While conversations about this misrepresentation have been occurring for years, they reached tipping point in late 2009, when several high profile theatre companies announced seasons of work with exceedingly few women. When Company B (now Belvoir) in Sydney released a season of works with only one female playwright and one female director, the first significant waves of awareness occurred in the debate.

First reported on the blog of Sydney playwright Joanna Erskine, who called it an “unacceptable gap in statistics”, the debate quickly spread through theatrical blogs, and began to focus on the underrepresentation of women in many of the country’s highest funded organisations.

This April, the debate came to a crux with the release of the Women in Theatre report from the Australia Council for the Arts. Compiled by academics Elaine Lally and Sarah Miller, the report casts an unflattering light on the theatre sector.

The report looks at the qualitative statistics to get an overview of the true position of women in funded theatre companies; and takes quantitative data through a series of interviews to try and shine better light on the causes of the issues.

One of the key findings of the report focused on the major performing arts companies in the period between 2001 and 2011. These eight theatre companies, of which the STCSA is a member, are the highest funded theatre organisations in Australia. The report showed women make up only 21 percent of the playwrights and 25 percent of the directors working for these companies. At 36 percent, the proportion of productions with at least one woman in the key roles of writer or director is no less dire.

Below the funding levels of the MPA companies, the Theatre Board Key Organisations are a collection of companies funded by the Australia Council with multi-year funding. Typically classified as in the ‘small-to-medium’ sector, Key Organisations represent a larger number of companies than the MPA companies, but each with typically lower outputs of work.

While the report showed greater representation of women in these companies, the proportions are still significantly below parity, with women writing 37 percent of the productions, and directing another 37 percent.

Raised in interviews Lally and Miller held with artists and stakeholders, the reasons for this continuing disparity between gender representations are complex.

While some of these reasons will be familiar to women in many industries, including the structure of employment pathways and the challenges of balancing a career and family, some are unique to the nature of the arts. As one interview respondent told the report, “all new work is risky but women’s work is perceived to be riskier”.

In 1984 the Council endorsed the paper Women in the Arts: A Strategy for Action, which was the first comprehensive look by the Council at the underrepresentation of women in the sectors they fund. While many strategies were implemented, the current statistics paint a concerning picture for how little things have changed.

That same year, Vitalstatistix Women’s Theatre Company was founded by artists Margie Fisher, Roxxy Bent and Ollie Black to champion the work and stories of women in theatre.

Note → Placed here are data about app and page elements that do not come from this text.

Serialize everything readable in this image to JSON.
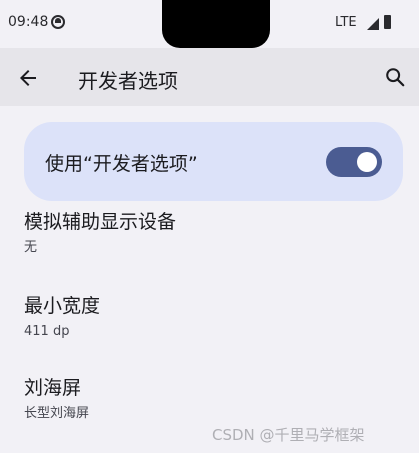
{
  "status_bar": {
    "time": "09:48",
    "network": "LTE"
  },
  "app_bar": {
    "title": "开发者选项",
    "back_icon": "arrow-back-icon",
    "search_icon": "search-icon"
  },
  "master_switch": {
    "label": "使用“开发者选项”",
    "checked": true,
    "track_color": "#4b5c92",
    "card_color": "#dce2f9"
  },
  "preferences": [
    {
      "title": "模拟辅助显示设备",
      "summary": "无"
    },
    {
      "title": "最小宽度",
      "summary": "411 dp"
    },
    {
      "title": "刘海屏",
      "summary": "长型刘海屏"
    }
  ],
  "watermark": "CSDN @千里马学框架"
}
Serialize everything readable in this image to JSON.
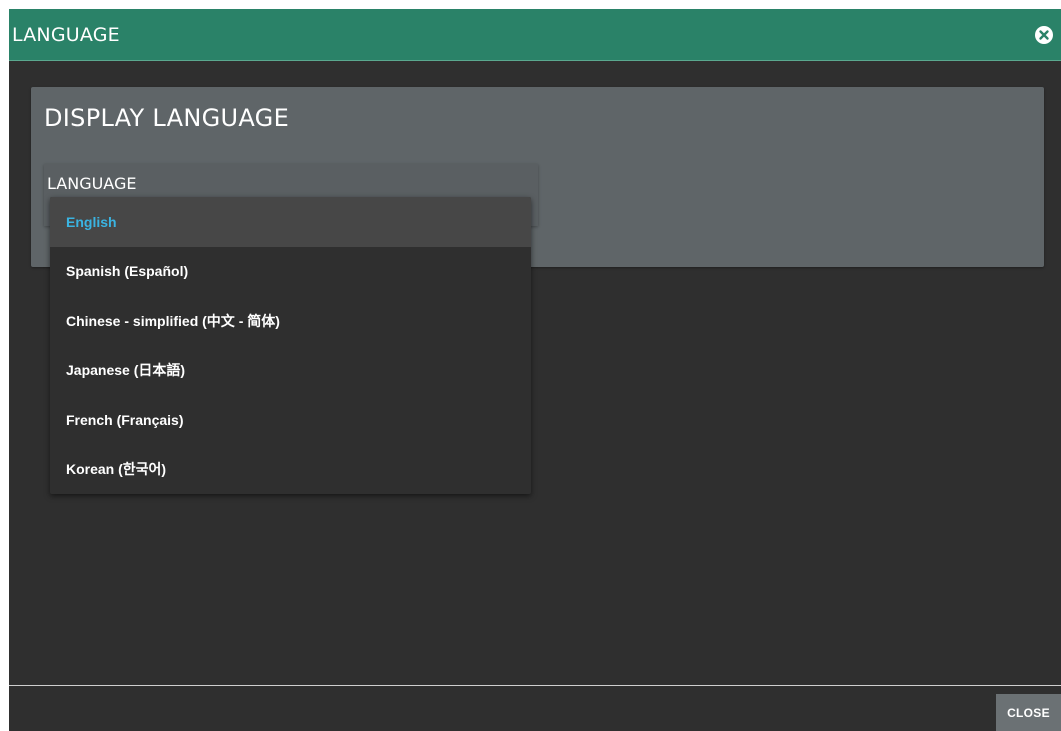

While the Port Adelaide company has undergone many incarnations over the years, no longer presenting with the word women in their title, gender-aware programming is still a core part of their mission.

In response to this new report, current Creative Producer of Vitalstatistix, Emma Webb, said while the face of the industry is changing, “both statistical and anecdotal evidence shows there continues to be barriers and cultural issues that affect the career advancement of women in the arts”.

“Changes comes in stops and starts, peaks and troughs; the national debate around women’s leadership in theatre over the last few years, and reports like this, ensure the discussion around women in theatre is not some kind of historical survey but rather are in the here and now,” she said.

While the long-term effects of any response to the new report are yet to be seen, radically fast changes in programming at major companies like the STCSA gives hope for a changing industry face. Hopefully, the 2013 seasons will show us the only way is up.